Head Team Elite's Grigor Dimitrov completed his junior career with a second consecutive boys Grand Slam title, capturing the US Open title and the No. 1 spot in the ITF world rankings with a 6-4, 6-3 decision over American Devin Britton in the championship match. Dimitrov's win is the third boys junior grand slam title for Team Elite, with Australian Bernard Tomic taking his home country's championship in January.
Having won the Wimbledon boys title in July without dropping a set, Dimitrov was one of the pre-tournament favourites in New York, and the 17-year-old Bulgarian didn't disappoint. The No. 3 seed's closest match was played indoors due to rains from tropical storm Hanna. Trailing 2-0 in the third set, Dimitrov won the final six games of the match to get past No. 1 seed Tsung-Hua Yang of Chinese Taipei 6-3, 5-7, 6-2.
"The beginning was so-so because I was getting into the draw and stuff," Dimitrov said of his performance over the course of the week. "I was not trying to impress someone or do something. I just wanted to just play every match and play well…. I played pretty good against Yang. It was a very good match."
Against Britton, the first qualifier to reach the US Open Junior finals, Dimitrov was at his best, returning well and running down the volleys of the net-loving American.
"I was feeling very calm when I was playing the match," said Dimitrov, who uses a MicroGel Prestige Mid. "Devin gave me a hard time in the first set, and especially in the beginning of the second. But I found a way to manage my game."
Britton broke Dimitrov for the only time in the third game of the second set, but couldn't hold in the fourth, and the American lost his serve again after a lengthy game at 2-3 to give Dimitrov control of the match.
Dimitrov will now play exclusively in professional events, with an eye toward improving his ATP ranking, now in the 700s.
"The goal is to be top 10 player in the ATP, right? Everyone wants to do it, so we'll see what's going to happen."
Head Team Elite members were prominent in the junior doubles competition as well, with Team Elite players Cedrik-Marcel Stebe of Germany and his partner Nikolaus Moser of Austria winning the boys doubles championship. Stebe, who uses a MicroGel Radical MP and Moser, an unseeded pairing, squeezed past No. 2 seeds and French Open boys doubles champions Henri Kontinen of Finland and Christopher Rungkat of Indonesia 7-6(5), 3-6, 10-8. Team Elite member Kontinen, who uses a MicroGel Prestige MP, and his partner Rungkat had the misfortune of seeing a net-cord winner skip over their heads on match point in the ten-point tiebreaker that decided the contest. Kontinen, Stebe and Chase Buchanan, who uses a MicroGel Radical MP, also reached the quarterfinals in the singles competition.

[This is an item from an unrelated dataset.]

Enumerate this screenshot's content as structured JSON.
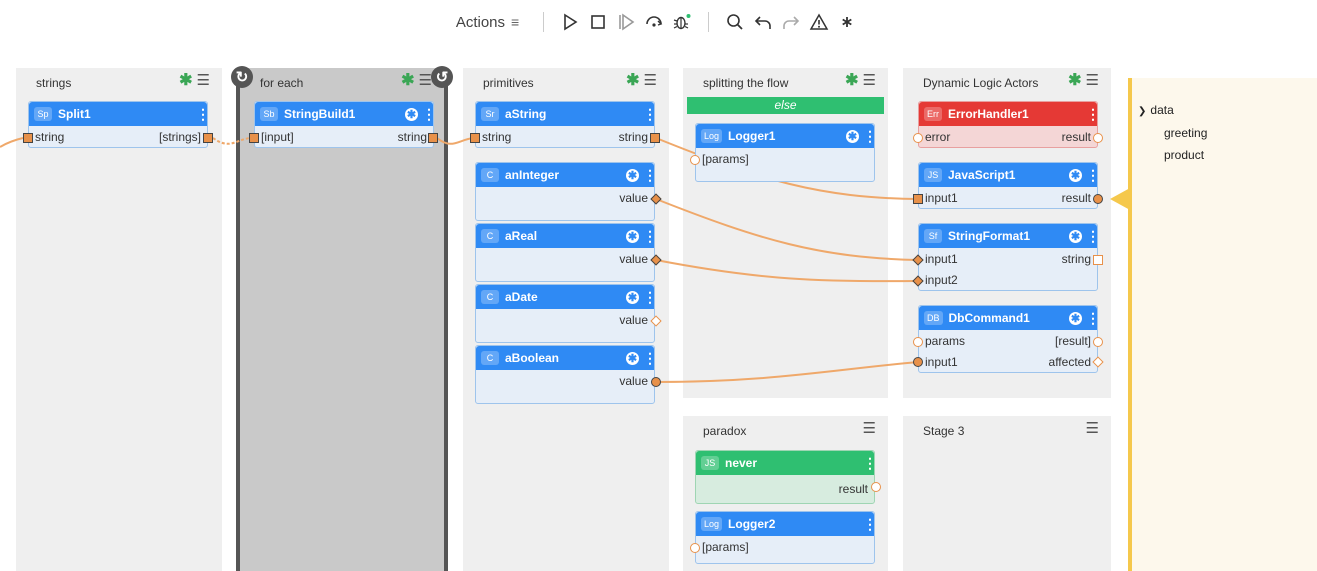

American Sloane Stephens had outstanding results in New York too, and not just in the junior championships. Stephens, who wields a MicroGel Prestige Mid, and her partner Robert Kendrick, also from the U.S., upset top seeds Daniel Nestor and Chia-Jung Chuang 6-1, 6-4 in the opening round of mixed doubles. Stephens then paired with Mallory Burdette, also of the U.S., to reach the girls doubles final, where they fell to the No. 3 seeded team of Noppawan Lertcheewakarn of Thailand and Sandra Roma of Sweden 6-0, 6-2.
"We've had some good matches and we've done pretty well," Stephens said. "It's been a great opportunity, and I'm just happy we made the finals."
With her win over Melinda Czink in the first round of women's qualifying in New York, the 15-year-old Stephens is now ranked inside the WTA Top 500.